Tonight marks the beginning of the celebration of Rosh Hashanah. In recognition of that occasion, Democratic National Committee Chair Debbie Wasserman Schultz released the following statement:
“On this eve of Rosh Hashanah, the Jewish New Year, we celebrate and reflect on how far we have come as a nation. During the past year, we have become a more perfect union. Millions of Americans are now experiencing the benefits of comprehensive health care reform, saving them money and saving lives. We have begun to fulfill a promise to our families, as American troops are coming home from Iraq and Afghanistan. And we ended the discriminatory practice of 'Don't Ask, Don't Tell.'
“However, we cannot forget the difficulties we have faced this year. This is a challenging time for our nation, as so many Americans are struggling just to make ends meet. Our country has been rocked by hurricanes, tornadoes, and other natural disasters and communities across the nation are still picking up the pieces. It is also a challenging time for our friend and ally, Israel, which continues to face attacks on her safety and legitimacy from hostile neighbors and the broader international community.

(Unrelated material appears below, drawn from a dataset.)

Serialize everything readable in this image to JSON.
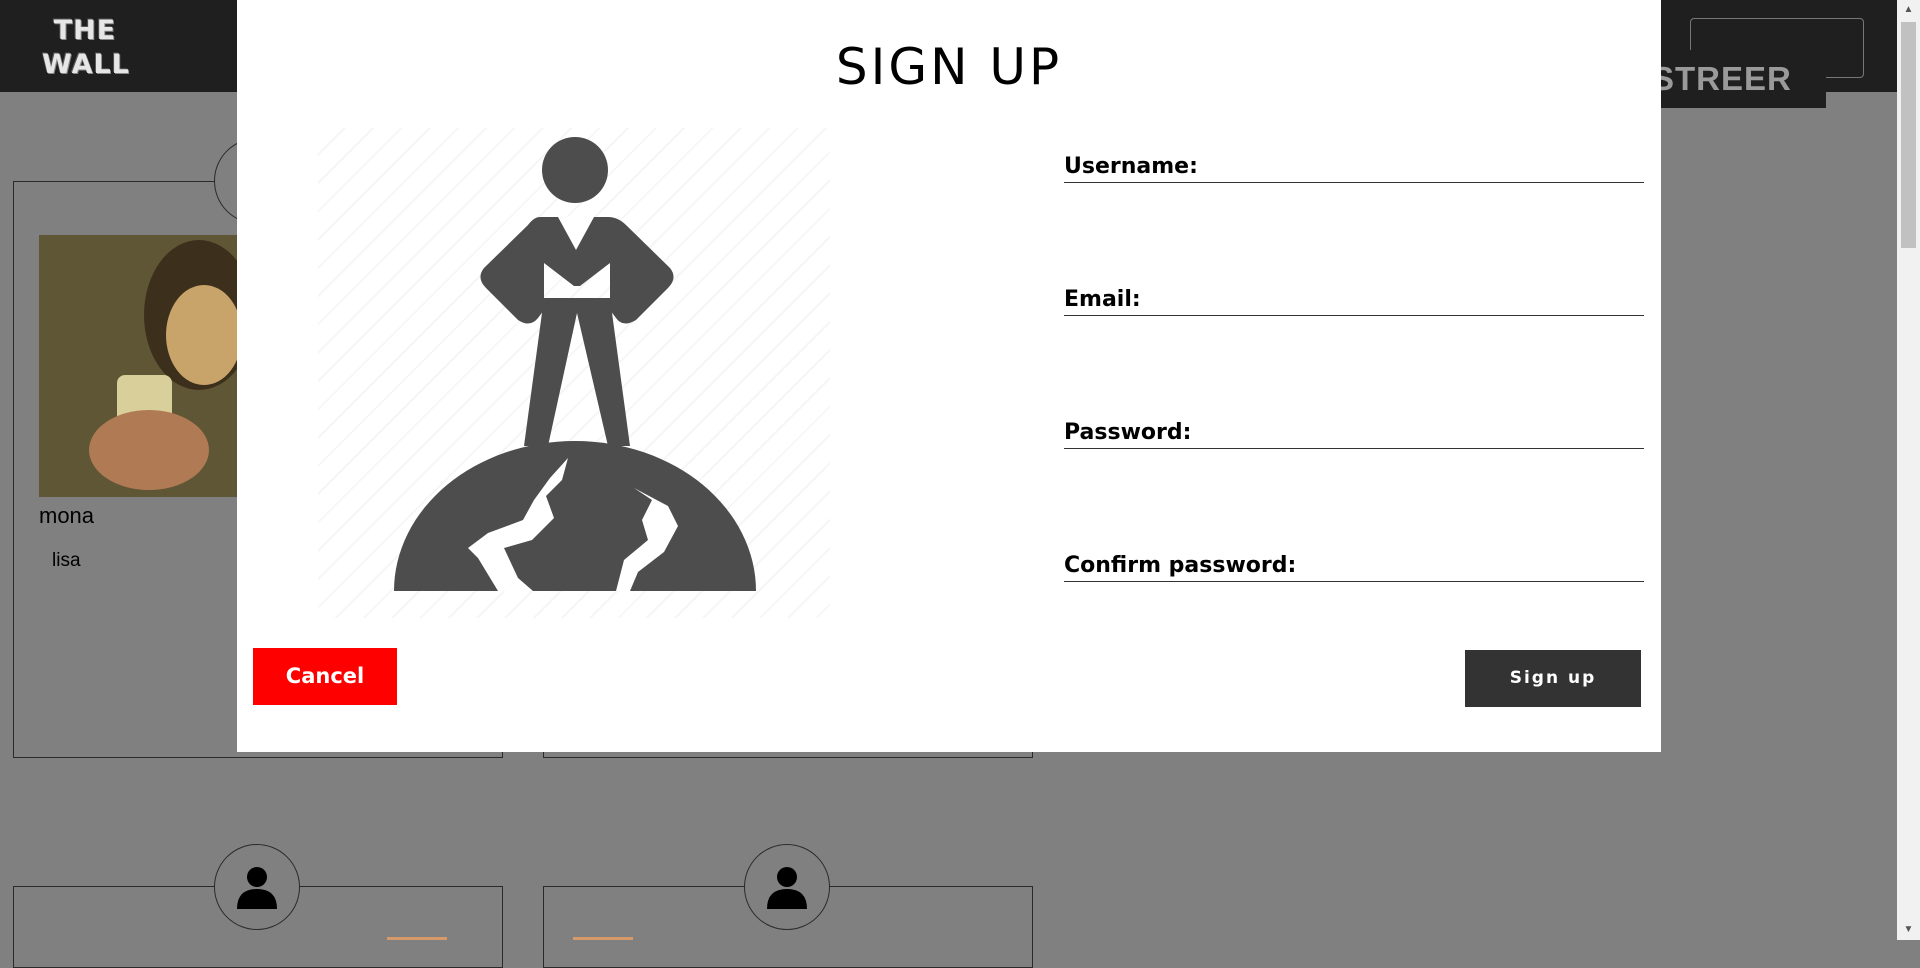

“If there is one lesson that these holidays teach us, it is that we must come together to embrace the ideals of reflection, forgiveness, and renewal. Together, we mark the year that was past, and as a community—as a nation—we forge on toward a better future.
“In the spirit of social justice, we must not rest until joblessness, homelessness, and discrimination are relics of history. In the spirit of those before us we must continue to protect the unbreakable bond between Israel and the United States, and stand up for her security. And in the spirit of tikkun olam, we must commit once again to build a better world together that is filled with justice and peace.
“Today, as I celebrate the new year with my own family, I hope you take the opportunity to share this holiday in health and happiness with those you love. May the next year be one of renewed hope in our dreams of all we aspire to be. L'shanah tovah u'metukah, and may you all have a peaceful 5772.”